▶ _Task requirements_:
Give only the number of lines in the records that include the string "icon".

[Start of section]

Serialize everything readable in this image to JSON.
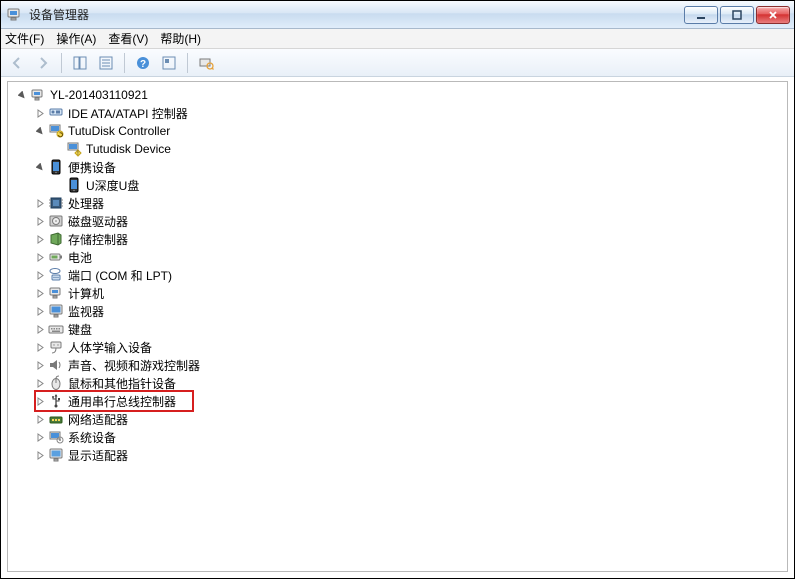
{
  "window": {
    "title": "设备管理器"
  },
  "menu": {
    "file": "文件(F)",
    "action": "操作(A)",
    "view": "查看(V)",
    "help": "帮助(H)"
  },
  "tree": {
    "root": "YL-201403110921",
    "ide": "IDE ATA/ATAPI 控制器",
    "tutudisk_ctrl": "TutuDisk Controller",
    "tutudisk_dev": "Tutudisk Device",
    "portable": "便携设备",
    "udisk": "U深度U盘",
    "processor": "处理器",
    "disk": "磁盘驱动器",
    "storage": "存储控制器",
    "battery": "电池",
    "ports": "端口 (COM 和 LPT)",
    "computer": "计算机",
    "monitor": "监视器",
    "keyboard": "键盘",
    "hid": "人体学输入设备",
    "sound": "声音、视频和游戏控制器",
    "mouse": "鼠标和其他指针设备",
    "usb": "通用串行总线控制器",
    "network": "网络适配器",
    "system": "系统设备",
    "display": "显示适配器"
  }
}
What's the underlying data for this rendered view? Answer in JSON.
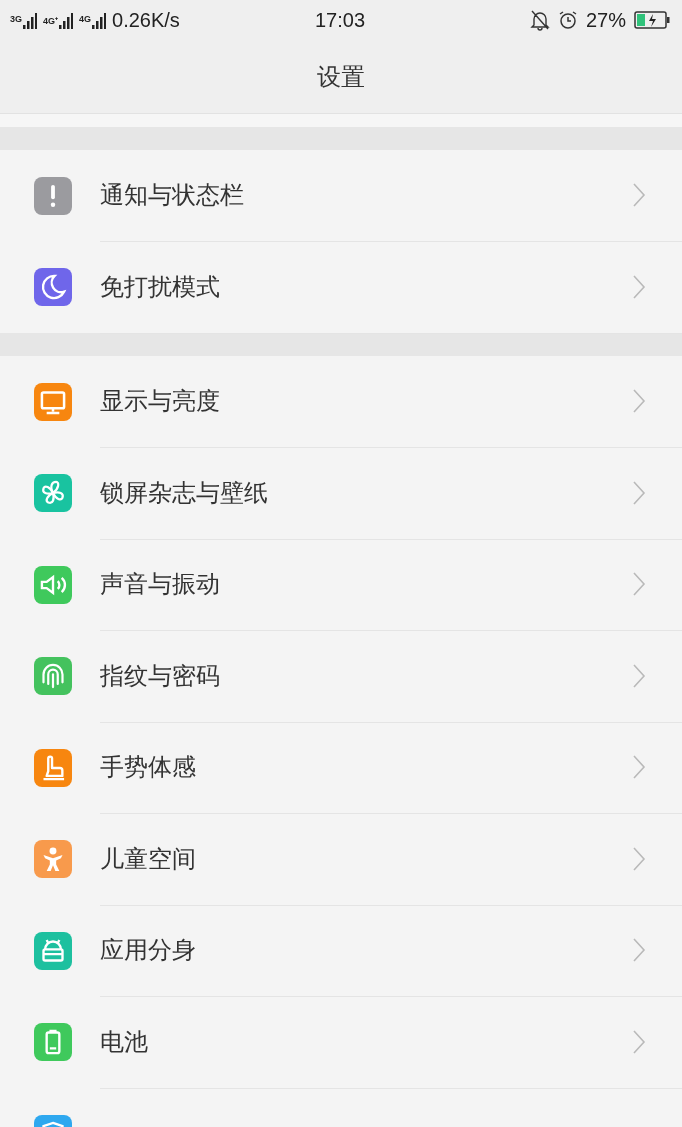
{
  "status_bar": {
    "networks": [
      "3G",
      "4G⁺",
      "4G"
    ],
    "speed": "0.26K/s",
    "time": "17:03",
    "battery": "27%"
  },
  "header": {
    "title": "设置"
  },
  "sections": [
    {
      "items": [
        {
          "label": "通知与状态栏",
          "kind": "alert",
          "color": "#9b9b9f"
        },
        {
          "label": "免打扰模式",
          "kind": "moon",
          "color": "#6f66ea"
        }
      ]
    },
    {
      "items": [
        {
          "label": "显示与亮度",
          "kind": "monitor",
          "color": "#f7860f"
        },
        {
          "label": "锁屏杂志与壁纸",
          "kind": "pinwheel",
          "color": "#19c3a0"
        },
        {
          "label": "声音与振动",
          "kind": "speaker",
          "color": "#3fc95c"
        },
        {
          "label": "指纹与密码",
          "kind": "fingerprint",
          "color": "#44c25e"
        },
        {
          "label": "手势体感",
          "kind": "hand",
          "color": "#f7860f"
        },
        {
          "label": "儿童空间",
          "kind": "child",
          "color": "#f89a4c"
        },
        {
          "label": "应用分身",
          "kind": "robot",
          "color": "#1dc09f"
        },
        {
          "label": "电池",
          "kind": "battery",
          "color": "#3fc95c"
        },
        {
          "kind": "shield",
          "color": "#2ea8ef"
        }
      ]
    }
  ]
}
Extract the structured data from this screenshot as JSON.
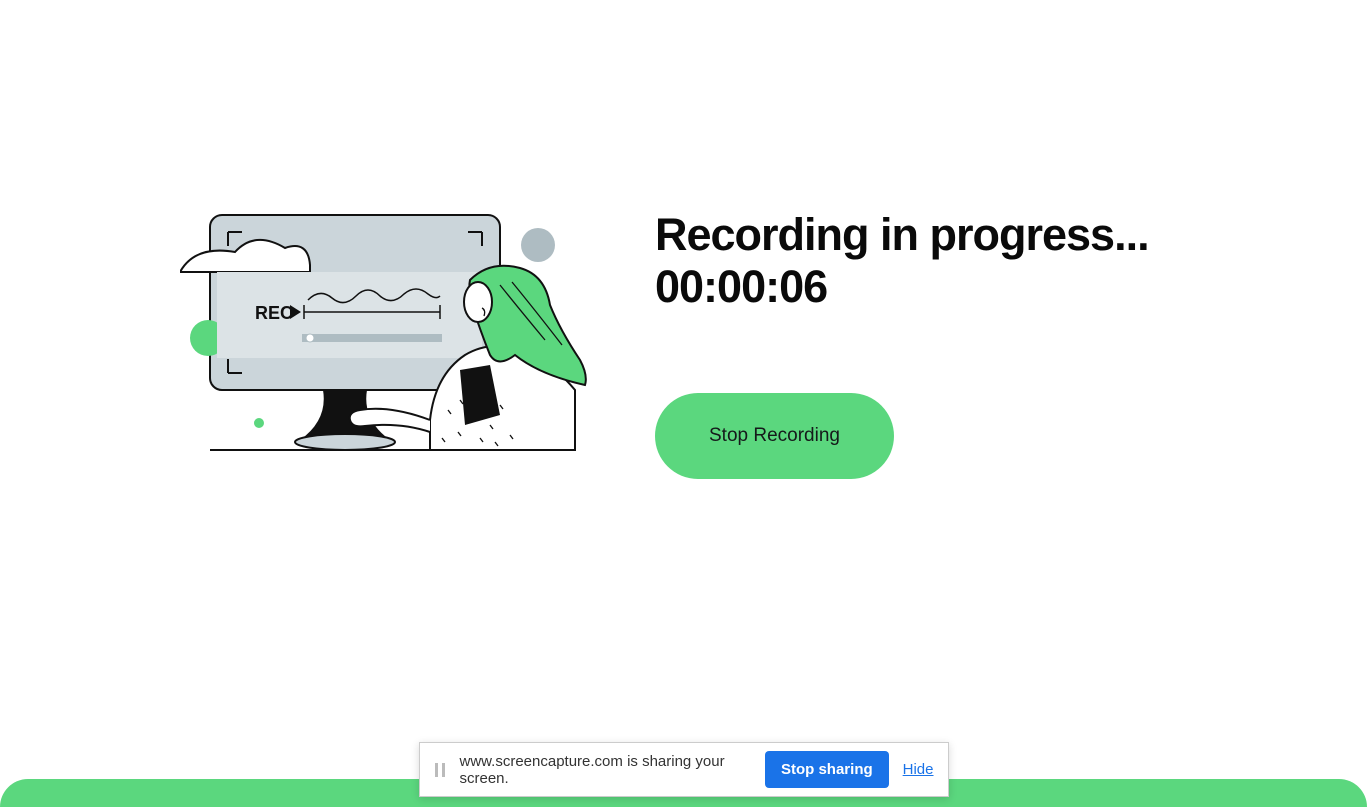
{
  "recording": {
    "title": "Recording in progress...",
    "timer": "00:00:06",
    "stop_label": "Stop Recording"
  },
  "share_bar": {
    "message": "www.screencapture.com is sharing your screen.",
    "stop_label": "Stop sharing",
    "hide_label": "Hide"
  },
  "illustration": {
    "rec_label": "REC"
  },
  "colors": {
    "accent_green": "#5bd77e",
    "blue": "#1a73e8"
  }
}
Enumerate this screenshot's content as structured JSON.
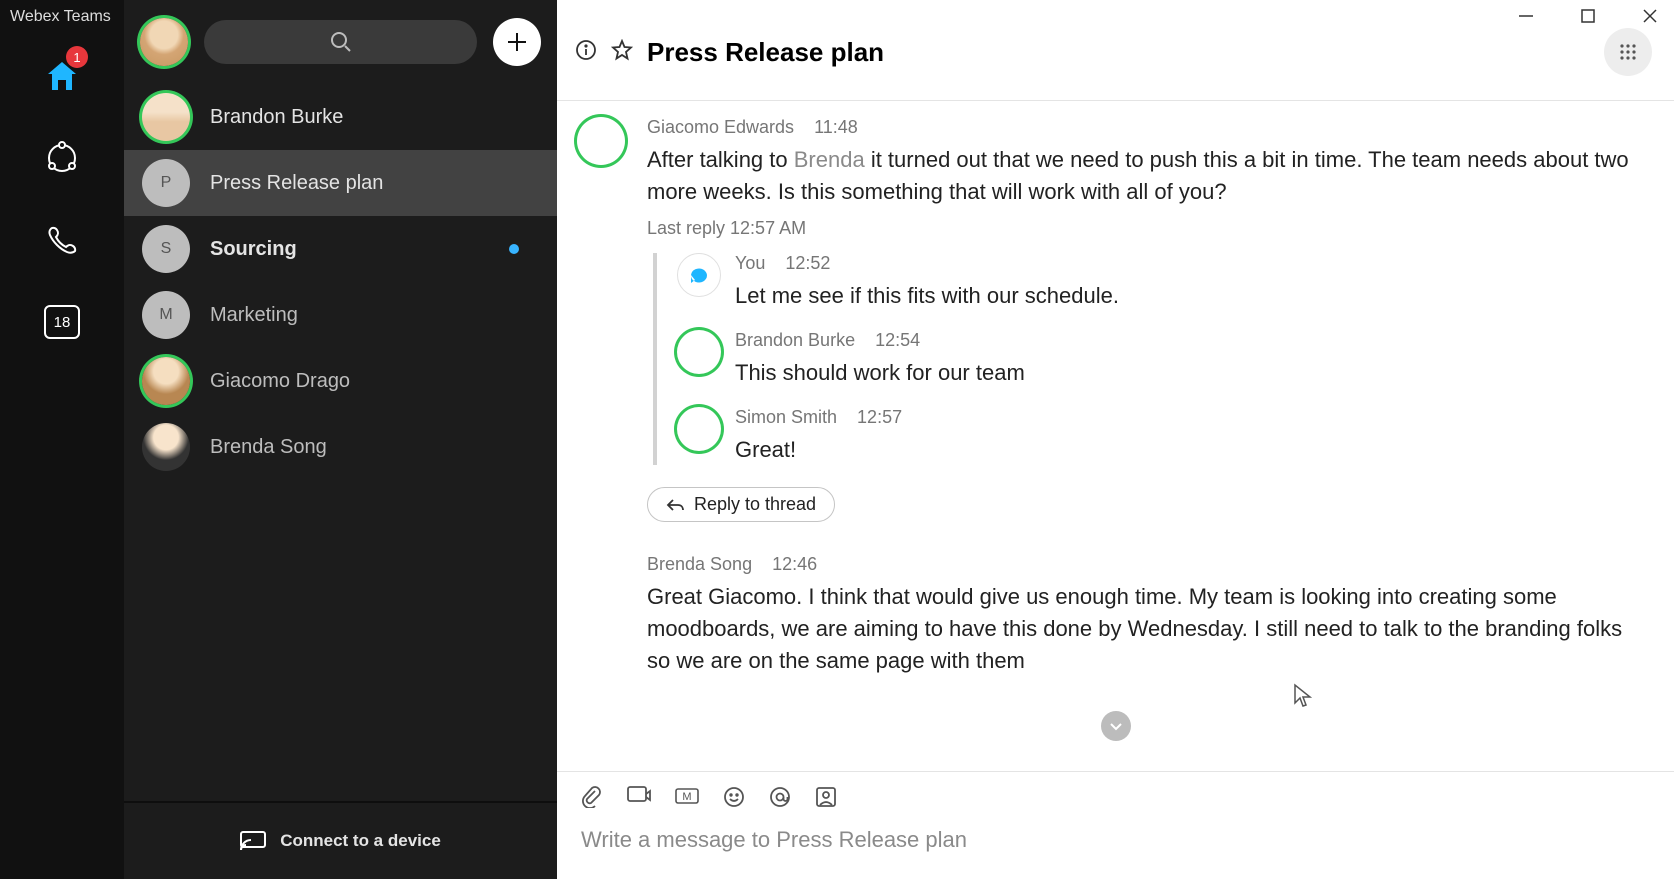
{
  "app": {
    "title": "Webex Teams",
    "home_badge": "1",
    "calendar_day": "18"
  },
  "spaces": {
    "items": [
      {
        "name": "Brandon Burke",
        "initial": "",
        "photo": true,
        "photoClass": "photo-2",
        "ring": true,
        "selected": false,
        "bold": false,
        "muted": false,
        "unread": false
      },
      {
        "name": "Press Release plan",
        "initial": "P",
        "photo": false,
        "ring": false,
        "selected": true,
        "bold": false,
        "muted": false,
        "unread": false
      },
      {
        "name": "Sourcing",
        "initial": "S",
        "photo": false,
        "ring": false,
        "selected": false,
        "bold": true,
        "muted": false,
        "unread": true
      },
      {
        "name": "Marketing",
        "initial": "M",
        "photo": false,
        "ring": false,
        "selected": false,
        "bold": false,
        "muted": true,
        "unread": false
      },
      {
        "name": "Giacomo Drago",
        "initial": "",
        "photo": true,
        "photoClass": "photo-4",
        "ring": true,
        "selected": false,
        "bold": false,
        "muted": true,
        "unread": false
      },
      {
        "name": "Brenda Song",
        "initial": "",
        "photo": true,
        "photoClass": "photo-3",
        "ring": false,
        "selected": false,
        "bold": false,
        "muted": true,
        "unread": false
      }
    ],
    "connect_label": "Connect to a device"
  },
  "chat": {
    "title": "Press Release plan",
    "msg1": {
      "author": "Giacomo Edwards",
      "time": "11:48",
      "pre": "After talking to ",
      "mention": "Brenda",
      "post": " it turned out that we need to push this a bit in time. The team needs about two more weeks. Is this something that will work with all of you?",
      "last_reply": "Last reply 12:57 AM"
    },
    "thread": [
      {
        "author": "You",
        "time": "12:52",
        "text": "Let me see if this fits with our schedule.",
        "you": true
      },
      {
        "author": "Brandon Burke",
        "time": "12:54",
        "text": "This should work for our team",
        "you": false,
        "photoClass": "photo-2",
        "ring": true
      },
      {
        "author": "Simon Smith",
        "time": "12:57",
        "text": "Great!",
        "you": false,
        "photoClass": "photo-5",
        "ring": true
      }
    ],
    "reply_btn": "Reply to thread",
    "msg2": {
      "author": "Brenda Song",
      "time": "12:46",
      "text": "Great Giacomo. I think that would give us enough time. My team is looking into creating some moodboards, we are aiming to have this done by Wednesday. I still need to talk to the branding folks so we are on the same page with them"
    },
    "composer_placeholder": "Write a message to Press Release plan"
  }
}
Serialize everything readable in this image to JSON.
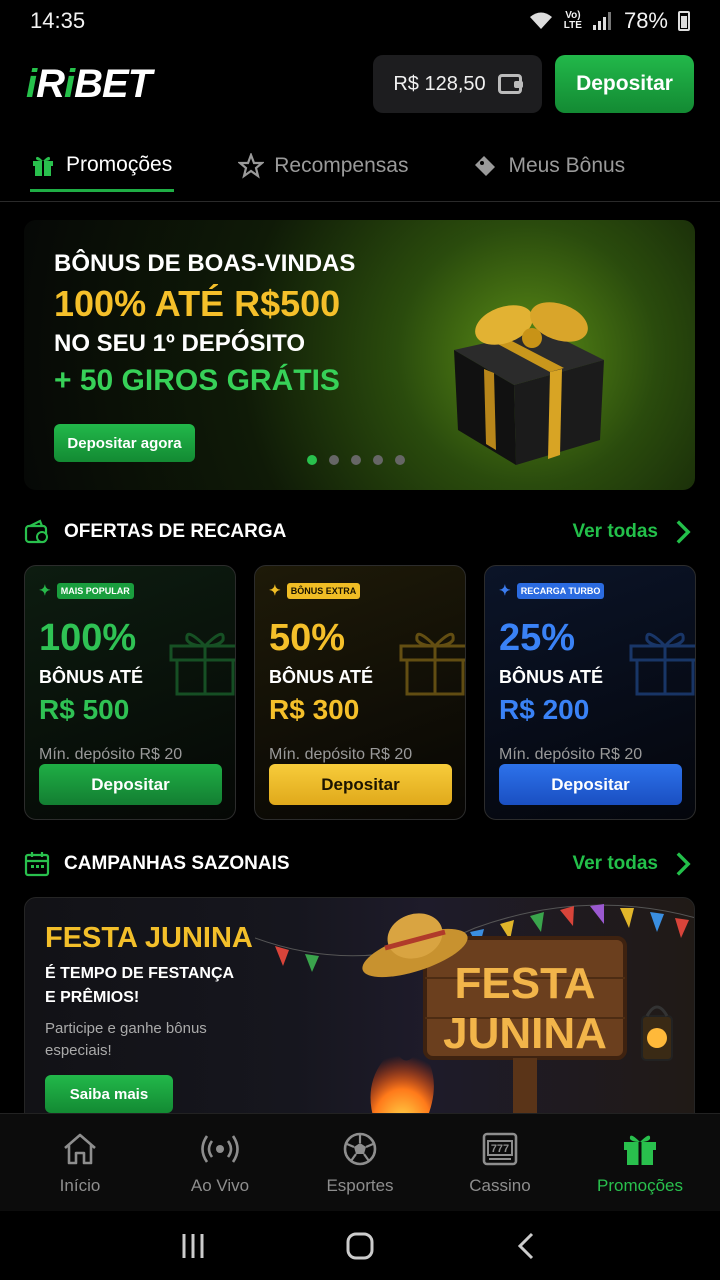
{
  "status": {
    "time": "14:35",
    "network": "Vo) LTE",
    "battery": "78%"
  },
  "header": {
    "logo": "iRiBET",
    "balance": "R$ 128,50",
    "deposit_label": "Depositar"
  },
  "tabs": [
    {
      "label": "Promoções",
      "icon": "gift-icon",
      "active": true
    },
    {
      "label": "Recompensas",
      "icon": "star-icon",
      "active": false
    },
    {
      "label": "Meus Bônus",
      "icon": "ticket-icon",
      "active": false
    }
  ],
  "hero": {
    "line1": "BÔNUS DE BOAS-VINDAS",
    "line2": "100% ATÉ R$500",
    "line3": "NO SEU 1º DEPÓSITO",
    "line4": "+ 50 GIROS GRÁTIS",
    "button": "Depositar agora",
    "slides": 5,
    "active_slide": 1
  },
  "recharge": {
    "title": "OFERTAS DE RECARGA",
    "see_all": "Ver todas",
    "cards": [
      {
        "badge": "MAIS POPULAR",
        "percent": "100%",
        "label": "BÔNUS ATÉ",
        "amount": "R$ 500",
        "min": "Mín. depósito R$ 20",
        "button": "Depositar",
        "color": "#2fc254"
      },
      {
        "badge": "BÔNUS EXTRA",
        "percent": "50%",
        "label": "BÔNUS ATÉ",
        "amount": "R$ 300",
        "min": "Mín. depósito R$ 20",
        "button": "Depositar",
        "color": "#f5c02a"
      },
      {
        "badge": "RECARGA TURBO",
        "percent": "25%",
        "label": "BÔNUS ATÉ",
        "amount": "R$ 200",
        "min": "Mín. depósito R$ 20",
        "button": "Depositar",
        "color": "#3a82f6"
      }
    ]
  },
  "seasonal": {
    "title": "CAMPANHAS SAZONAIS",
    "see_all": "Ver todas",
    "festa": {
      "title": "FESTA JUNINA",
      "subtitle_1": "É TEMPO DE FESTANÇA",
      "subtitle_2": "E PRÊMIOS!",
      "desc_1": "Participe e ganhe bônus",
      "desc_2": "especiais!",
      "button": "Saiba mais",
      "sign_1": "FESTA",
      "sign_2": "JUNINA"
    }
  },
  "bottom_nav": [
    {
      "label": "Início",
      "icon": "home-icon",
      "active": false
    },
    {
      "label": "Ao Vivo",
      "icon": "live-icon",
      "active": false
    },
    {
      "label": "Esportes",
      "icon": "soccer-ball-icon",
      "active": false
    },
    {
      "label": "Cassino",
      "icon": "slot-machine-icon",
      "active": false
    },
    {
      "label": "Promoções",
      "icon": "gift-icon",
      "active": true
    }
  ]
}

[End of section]

▶ _Written reply_:
8